_Required work_:
Every record must be written out once more, with nothing added or omitted.
-*-
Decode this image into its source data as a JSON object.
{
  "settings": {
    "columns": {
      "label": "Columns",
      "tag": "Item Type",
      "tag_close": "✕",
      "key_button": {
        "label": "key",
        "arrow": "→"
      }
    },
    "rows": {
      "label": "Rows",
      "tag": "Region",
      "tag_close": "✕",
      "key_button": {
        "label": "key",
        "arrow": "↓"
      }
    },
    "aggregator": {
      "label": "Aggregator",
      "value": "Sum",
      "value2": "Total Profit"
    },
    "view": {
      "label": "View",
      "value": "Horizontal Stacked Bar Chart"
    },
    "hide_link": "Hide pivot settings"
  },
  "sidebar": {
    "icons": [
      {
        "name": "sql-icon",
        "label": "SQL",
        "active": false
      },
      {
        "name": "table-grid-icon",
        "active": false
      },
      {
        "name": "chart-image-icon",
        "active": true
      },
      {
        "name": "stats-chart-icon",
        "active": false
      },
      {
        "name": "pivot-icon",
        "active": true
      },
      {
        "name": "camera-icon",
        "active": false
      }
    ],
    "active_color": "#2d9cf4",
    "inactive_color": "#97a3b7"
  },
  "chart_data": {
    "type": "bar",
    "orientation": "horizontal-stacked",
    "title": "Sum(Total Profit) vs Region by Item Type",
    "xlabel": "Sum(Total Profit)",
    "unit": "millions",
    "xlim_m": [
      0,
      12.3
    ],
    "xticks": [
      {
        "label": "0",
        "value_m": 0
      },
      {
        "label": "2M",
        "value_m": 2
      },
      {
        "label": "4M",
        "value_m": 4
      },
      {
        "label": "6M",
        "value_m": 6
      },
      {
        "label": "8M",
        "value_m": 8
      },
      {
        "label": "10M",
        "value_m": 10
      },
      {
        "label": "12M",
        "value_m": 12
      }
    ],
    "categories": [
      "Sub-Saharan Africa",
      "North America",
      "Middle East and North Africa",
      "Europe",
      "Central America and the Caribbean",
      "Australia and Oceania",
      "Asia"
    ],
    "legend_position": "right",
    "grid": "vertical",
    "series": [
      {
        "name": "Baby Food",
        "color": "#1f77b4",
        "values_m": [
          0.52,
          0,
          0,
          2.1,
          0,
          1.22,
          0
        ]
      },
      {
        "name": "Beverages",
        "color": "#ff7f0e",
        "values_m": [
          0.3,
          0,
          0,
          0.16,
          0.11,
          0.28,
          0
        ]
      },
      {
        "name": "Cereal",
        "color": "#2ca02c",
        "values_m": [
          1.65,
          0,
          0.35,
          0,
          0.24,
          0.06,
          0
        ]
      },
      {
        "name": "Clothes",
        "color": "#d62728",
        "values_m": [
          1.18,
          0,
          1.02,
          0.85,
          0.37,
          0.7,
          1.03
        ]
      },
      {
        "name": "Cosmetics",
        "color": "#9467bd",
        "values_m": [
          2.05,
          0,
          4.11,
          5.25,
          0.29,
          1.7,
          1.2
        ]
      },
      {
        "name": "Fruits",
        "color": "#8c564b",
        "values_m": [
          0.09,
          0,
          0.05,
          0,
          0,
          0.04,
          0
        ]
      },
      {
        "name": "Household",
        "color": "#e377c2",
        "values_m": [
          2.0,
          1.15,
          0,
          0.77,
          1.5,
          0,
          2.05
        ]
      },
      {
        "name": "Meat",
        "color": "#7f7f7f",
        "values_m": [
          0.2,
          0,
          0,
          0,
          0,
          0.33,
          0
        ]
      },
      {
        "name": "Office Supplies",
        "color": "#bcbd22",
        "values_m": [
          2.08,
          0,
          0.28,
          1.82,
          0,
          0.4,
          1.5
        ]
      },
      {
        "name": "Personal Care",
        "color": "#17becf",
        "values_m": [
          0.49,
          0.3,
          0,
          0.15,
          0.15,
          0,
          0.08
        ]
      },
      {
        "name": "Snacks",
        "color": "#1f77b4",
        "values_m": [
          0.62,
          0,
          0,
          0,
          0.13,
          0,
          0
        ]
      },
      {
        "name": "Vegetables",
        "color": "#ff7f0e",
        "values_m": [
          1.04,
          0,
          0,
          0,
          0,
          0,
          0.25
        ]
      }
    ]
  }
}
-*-
_Task answer_:
Decode this image into its source data as a JSON object.
{
  "settings": {
    "columns": {
      "label": "Columns",
      "tag": "Item Type",
      "tag_close": "✕",
      "key_button": {
        "label": "key",
        "arrow": "→"
      }
    },
    "rows": {
      "label": "Rows",
      "tag": "Region",
      "tag_close": "✕",
      "key_button": {
        "label": "key",
        "arrow": "↓"
      }
    },
    "aggregator": {
      "label": "Aggregator",
      "value": "Sum",
      "value2": "Total Profit"
    },
    "view": {
      "label": "View",
      "value": "Horizontal Stacked Bar Chart"
    },
    "hide_link": "Hide pivot settings"
  },
  "sidebar": {
    "icons": [
      {
        "name": "sql-icon",
        "label": "SQL",
        "active": false
      },
      {
        "name": "table-grid-icon",
        "active": false
      },
      {
        "name": "chart-image-icon",
        "active": true
      },
      {
        "name": "stats-chart-icon",
        "active": false
      },
      {
        "name": "pivot-icon",
        "active": true
      },
      {
        "name": "camera-icon",
        "active": false
      }
    ],
    "active_color": "#2d9cf4",
    "inactive_color": "#97a3b7"
  },
  "chart_data": {
    "type": "bar",
    "orientation": "horizontal-stacked",
    "title": "Sum(Total Profit) vs Region by Item Type",
    "xlabel": "Sum(Total Profit)",
    "unit": "millions",
    "xlim_m": [
      0,
      12.3
    ],
    "xticks": [
      {
        "label": "0",
        "value_m": 0
      },
      {
        "label": "2M",
        "value_m": 2
      },
      {
        "label": "4M",
        "value_m": 4
      },
      {
        "label": "6M",
        "value_m": 6
      },
      {
        "label": "8M",
        "value_m": 8
      },
      {
        "label": "10M",
        "value_m": 10
      },
      {
        "label": "12M",
        "value_m": 12
      }
    ],
    "categories": [
      "Sub-Saharan Africa",
      "North America",
      "Middle East and North Africa",
      "Europe",
      "Central America and the Caribbean",
      "Australia and Oceania",
      "Asia"
    ],
    "legend_position": "right",
    "grid": "vertical",
    "series": [
      {
        "name": "Baby Food",
        "color": "#1f77b4",
        "values_m": [
          0.52,
          0,
          0,
          2.1,
          0,
          1.22,
          0
        ]
      },
      {
        "name": "Beverages",
        "color": "#ff7f0e",
        "values_m": [
          0.3,
          0,
          0,
          0.16,
          0.11,
          0.28,
          0
        ]
      },
      {
        "name": "Cereal",
        "color": "#2ca02c",
        "values_m": [
          1.65,
          0,
          0.35,
          0,
          0.24,
          0.06,
          0
        ]
      },
      {
        "name": "Clothes",
        "color": "#d62728",
        "values_m": [
          1.18,
          0,
          1.02,
          0.85,
          0.37,
          0.7,
          1.03
        ]
      },
      {
        "name": "Cosmetics",
        "color": "#9467bd",
        "values_m": [
          2.05,
          0,
          4.11,
          5.25,
          0.29,
          1.7,
          1.2
        ]
      },
      {
        "name": "Fruits",
        "color": "#8c564b",
        "values_m": [
          0.09,
          0,
          0.05,
          0,
          0,
          0.04,
          0
        ]
      },
      {
        "name": "Household",
        "color": "#e377c2",
        "values_m": [
          2.0,
          1.15,
          0,
          0.77,
          1.5,
          0,
          2.05
        ]
      },
      {
        "name": "Meat",
        "color": "#7f7f7f",
        "values_m": [
          0.2,
          0,
          0,
          0,
          0,
          0.33,
          0
        ]
      },
      {
        "name": "Office Supplies",
        "color": "#bcbd22",
        "values_m": [
          2.08,
          0,
          0.28,
          1.82,
          0,
          0.4,
          1.5
        ]
      },
      {
        "name": "Personal Care",
        "color": "#17becf",
        "values_m": [
          0.49,
          0.3,
          0,
          0.15,
          0.15,
          0,
          0.08
        ]
      },
      {
        "name": "Snacks",
        "color": "#1f77b4",
        "values_m": [
          0.62,
          0,
          0,
          0,
          0.13,
          0,
          0
        ]
      },
      {
        "name": "Vegetables",
        "color": "#ff7f0e",
        "values_m": [
          1.04,
          0,
          0,
          0,
          0,
          0,
          0.25
        ]
      }
    ]
  }
}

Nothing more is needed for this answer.